You have money to go to court, but not to buy a laptop?: Panchayat members ask Kerala Dalit family, after court rules in their favour
Two weeks ago, the Kerala High Court had asked the Nedunkandam panchayat to issue laptops to Dalit sisters Anakha and Ardra
On June 30, the High Court of Kerala had heard a writ petition filed by two sisters Anakha Babu and Ardra Babu. Hailing from a poor Dalit family in Nedunkandam in Idukki, the duo had been running from pillar to post for the last two years, to get two laptops approved by the panchayat, which they were entitled to under the Scheduled Caste Laptop scheme. The court had ruled in their favour, asking the panchayat to issue separate laptops to both sisters, within five weeks. However, the family now says that the panchayat is still delaying the delivery of laptops.
The judgment reads, "There shall not be any further delay in providing laptops to the petitioners herein, who belongs to SC/ST community, and especially in view of the COVID-19 pandemic issues, most of the educational institutions are following the online method and as the petitioners cannot financially afford to purchase such equipment, it shall be ensured by respondents 1 and 2 (the village panchayat and the panchayat secretary) that steps are immediately taken with the KELTRON to get the laptops and such laptops shall be provided to the petitioners herein within five weeks from the date of production of a certified copy of the judgment."
Two weeks later, Anakha and her mother Rajani allege mental harassment and insult from the panchayat members who told them that providing the laptop is not their responsibility and can deliver it only when KELTRON (Kerala State Electronics Development Corporation) delivers it. In an audio recording shared with us, a panchayat member is heard asking Rajani, "Didn't you go to the court? Where did you get the money to file a case and pay the lawyer?" The member goes on to say, "You could have used the money to buy your own laptops. No one is stopping you from doing that. There is no point in asking us. We don't know anything."

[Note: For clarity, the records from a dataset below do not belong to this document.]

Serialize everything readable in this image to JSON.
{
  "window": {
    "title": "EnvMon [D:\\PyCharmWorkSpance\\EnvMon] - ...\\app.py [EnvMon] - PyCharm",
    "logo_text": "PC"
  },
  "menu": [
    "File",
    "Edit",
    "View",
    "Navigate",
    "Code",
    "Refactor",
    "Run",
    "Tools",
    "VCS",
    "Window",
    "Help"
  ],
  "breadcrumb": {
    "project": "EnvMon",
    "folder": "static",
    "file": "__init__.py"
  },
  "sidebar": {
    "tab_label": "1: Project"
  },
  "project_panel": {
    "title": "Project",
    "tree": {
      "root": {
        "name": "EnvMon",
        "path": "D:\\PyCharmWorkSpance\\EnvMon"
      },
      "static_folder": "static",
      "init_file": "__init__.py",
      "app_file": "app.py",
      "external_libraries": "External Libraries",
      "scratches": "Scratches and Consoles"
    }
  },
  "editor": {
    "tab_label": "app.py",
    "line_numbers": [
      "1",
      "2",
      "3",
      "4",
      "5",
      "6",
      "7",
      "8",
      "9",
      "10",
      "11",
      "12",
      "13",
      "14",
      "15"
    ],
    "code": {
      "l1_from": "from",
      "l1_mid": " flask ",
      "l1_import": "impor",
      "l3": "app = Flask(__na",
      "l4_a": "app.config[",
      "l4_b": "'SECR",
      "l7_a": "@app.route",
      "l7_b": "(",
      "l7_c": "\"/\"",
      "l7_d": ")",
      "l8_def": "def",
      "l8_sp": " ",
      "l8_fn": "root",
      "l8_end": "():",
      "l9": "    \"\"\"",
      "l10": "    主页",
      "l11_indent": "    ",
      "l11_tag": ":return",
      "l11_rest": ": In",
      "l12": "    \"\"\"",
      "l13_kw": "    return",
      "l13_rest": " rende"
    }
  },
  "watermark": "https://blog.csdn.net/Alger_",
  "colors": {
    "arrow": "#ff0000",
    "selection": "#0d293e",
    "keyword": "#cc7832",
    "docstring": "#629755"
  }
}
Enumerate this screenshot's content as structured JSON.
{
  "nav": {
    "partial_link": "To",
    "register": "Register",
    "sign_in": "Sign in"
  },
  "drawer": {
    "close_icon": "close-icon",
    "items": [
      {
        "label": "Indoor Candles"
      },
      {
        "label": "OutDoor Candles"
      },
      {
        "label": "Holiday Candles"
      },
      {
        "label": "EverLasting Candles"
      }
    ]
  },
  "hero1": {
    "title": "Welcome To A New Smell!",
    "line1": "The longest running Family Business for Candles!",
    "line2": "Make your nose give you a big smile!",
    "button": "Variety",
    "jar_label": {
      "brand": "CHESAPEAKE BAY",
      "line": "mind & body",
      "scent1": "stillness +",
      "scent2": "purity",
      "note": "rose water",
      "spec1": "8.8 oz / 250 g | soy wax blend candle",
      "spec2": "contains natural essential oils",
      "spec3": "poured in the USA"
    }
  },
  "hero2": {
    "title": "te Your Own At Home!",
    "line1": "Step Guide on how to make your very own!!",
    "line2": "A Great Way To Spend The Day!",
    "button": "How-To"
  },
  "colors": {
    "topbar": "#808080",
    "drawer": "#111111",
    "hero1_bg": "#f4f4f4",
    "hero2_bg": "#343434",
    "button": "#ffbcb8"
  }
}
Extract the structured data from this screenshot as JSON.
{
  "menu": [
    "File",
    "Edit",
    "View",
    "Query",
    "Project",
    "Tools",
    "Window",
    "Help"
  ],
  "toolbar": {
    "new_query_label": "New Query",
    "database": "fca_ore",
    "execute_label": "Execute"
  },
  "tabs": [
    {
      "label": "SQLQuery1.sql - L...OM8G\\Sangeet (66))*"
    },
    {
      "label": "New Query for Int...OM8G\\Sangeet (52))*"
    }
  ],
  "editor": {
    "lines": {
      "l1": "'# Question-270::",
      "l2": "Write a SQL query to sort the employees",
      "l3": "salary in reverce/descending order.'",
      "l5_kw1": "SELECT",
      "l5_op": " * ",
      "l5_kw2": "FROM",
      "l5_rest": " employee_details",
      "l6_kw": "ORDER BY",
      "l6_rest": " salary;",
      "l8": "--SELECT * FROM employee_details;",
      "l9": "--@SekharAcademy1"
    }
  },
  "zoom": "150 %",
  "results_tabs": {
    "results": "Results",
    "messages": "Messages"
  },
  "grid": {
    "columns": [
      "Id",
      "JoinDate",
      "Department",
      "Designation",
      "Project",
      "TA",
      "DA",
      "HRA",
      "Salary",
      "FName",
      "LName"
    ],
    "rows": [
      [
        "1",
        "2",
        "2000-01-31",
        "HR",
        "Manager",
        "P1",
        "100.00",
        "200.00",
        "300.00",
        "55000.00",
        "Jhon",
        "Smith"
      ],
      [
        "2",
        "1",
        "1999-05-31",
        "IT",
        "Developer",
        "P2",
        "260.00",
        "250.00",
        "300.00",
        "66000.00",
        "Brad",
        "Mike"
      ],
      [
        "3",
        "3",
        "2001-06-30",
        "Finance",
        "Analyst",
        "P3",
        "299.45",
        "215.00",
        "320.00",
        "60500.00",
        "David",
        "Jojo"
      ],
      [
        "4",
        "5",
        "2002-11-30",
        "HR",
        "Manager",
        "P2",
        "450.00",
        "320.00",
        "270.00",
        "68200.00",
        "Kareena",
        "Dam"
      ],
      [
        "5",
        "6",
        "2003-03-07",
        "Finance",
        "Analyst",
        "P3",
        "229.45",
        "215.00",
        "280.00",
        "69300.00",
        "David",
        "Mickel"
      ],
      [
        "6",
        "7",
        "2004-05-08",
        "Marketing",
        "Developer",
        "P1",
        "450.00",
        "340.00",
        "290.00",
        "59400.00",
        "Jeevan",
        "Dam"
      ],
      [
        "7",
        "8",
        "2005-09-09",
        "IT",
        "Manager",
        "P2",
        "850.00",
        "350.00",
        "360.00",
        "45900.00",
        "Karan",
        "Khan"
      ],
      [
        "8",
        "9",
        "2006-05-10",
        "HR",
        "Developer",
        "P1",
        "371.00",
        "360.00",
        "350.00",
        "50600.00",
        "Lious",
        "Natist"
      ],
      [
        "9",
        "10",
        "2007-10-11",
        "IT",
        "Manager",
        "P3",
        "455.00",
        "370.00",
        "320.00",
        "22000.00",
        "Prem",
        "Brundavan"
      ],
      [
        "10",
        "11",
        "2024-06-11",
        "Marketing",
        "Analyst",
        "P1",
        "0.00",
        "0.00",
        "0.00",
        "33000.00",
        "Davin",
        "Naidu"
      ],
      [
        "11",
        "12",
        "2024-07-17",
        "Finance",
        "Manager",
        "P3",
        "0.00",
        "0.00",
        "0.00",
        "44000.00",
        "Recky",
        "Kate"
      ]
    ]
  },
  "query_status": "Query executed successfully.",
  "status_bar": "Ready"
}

When we spoke to Anakha two weeks back, she was elated with the judgment. A student of Sree Shankaracharya University of Sanskrit, she told us how she had submitted her final year Master's project through a friend's old laptop, which would hang constantly and a few keys also did not work. "My family cannot afford to buy a laptop. My father is a daily wage labourer and my mother is ill. Our house too isn't in good condition," she then said. Her sister Ardra is a student of physiotherapy. They had first applied for laptops in 2018.
However, right now, this 22-year-old does not know what to do. "I had filed the writ through the NGO Dhisha, of which I am a part. It paid the lawyer Rs 2,000 for the writ. I do not have the money to buy a laptop," she says. "This is unfair," says Rajani. "After two years of struggle and a favourable judgment, the panchayat is being evasive. They are furious that we approached the court. But, that was our last resort," she says.